Indeed, she mocks the concept of a singular identity. Nearly every photograph contains a literal Cindy Sherman but none of them are of Cindy Sherman, at least not in the documentary sense most would be satisfied with. “I wonder what Cindy Sherman really looks like?” my friend wondered aloud as we walked through the exhibit. I had the same thought. But the question is ultimately rendered unimportant. In Sherman’s work, everything is character, and the judgments of the images (such as assigning an emotion or state of mind Sherman’s characters, what the “plot” of the picture is) stem solely from the assumptions of the viewer as they gaze at the image.
Sherman takes her work to the extreme, and the composed but exaggerated portraits oscillate between hilarious and horrifying. Sherman as seemingly drunken clowns with grotesque makeup and smiles defiantly glaring at the camera are the clearest example of this. Still, she raises some unpleasant personal questions: do the traits of her sometimes hideous characters ultimately rest within us? Are we also personas, wearing clothes to define ourselves rather than being defined and simply wearing clothes? A striking video work has Sherman as a cut-out doll trying on different clothes before a human hand stops the process, if only temporarily. It is a strikingly honest work, maybe the best of the show.
Sherman originally preceded the age of the Facebook profile picture, though she now operates in it (her Facebook page has over 21,000 likes at press time). The questions of tailored identity, of a “truth” in existence, were around long before the electronic gloss of the digital age but with the Internet comes new issues. As Facebook threatens us with a “timeline” of our existence, our identities are being rendered in a way similar to Sherman’s rendering of her characters. Mainly, as thoroughly and intentionally curated to the point of dark comedy. A Facebook “timeline” won’t plot out a life, it will plot out the existence of a character operating under the same name as the Facebook user.

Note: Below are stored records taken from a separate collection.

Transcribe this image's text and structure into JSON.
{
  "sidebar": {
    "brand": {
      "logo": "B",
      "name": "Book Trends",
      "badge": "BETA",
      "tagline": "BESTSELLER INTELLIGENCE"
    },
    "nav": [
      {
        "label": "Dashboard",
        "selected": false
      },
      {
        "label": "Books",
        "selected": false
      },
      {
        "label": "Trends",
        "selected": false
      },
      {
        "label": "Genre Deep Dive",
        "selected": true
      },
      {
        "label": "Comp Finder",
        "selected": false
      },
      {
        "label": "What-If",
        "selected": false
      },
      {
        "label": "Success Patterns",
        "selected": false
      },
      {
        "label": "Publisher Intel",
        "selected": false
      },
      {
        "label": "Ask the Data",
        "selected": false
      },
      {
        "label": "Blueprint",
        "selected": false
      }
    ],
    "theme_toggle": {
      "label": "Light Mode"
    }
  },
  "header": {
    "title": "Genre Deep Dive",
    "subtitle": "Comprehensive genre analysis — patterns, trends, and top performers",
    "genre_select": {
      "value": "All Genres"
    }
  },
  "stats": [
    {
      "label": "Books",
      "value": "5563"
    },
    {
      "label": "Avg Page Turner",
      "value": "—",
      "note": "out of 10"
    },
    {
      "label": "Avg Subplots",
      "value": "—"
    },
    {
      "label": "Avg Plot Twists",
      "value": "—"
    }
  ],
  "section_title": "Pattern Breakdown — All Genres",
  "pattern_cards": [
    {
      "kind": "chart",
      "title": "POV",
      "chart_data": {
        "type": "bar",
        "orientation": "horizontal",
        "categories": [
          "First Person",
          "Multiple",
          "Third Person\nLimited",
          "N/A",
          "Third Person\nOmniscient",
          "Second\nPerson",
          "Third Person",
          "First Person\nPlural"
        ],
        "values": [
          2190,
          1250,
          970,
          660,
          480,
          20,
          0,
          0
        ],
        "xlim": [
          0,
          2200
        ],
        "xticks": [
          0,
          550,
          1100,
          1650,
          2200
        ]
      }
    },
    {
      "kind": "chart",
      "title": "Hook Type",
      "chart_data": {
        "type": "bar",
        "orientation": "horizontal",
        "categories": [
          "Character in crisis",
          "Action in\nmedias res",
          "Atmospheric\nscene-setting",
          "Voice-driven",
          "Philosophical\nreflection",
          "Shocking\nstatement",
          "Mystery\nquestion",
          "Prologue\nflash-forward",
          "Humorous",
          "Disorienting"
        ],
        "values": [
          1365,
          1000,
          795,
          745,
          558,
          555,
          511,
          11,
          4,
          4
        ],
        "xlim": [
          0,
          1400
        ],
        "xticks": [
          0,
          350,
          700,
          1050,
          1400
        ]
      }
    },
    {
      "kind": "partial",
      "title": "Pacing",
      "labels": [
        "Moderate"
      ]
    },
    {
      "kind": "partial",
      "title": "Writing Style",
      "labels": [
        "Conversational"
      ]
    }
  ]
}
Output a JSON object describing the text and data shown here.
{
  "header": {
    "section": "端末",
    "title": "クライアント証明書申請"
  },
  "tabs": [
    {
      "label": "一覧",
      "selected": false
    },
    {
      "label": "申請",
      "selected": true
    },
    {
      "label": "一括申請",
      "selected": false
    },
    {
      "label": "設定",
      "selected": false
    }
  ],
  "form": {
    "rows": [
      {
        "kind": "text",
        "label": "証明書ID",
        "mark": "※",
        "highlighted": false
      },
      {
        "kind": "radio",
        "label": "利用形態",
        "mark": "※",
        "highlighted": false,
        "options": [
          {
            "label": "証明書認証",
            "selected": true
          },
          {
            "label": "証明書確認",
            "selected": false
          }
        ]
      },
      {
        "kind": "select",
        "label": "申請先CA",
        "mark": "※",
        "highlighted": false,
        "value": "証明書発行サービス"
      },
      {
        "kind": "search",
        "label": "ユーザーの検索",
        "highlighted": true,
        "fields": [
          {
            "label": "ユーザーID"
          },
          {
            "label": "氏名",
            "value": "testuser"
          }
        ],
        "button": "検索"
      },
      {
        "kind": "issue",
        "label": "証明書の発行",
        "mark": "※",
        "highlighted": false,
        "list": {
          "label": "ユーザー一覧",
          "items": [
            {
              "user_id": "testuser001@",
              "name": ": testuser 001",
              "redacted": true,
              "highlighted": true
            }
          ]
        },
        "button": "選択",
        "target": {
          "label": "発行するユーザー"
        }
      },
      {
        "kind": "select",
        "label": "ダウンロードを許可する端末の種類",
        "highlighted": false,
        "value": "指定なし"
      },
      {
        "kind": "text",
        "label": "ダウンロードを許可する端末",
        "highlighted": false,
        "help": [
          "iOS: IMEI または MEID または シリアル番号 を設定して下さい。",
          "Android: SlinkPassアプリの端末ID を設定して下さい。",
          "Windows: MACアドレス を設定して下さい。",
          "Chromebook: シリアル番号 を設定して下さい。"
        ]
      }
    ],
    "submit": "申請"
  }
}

“We are what we pretend to be, so we must be very careful about what we pretend to be” saith Vonnegut’s full quote. He operates on a similar level as Sherman, almost assuming that the factual state of “to be” is always preceded by “pretend” and lending a great deal of agency to that word. The difference is that Sherman pretends to be so many things. In her work Sherman is no one and she is everyone; her characters are real but they are pretend. When faced with her portraits, one feels the sureness and the “truth” of their own identity put beneath the spotlight until it sizzles in the heat.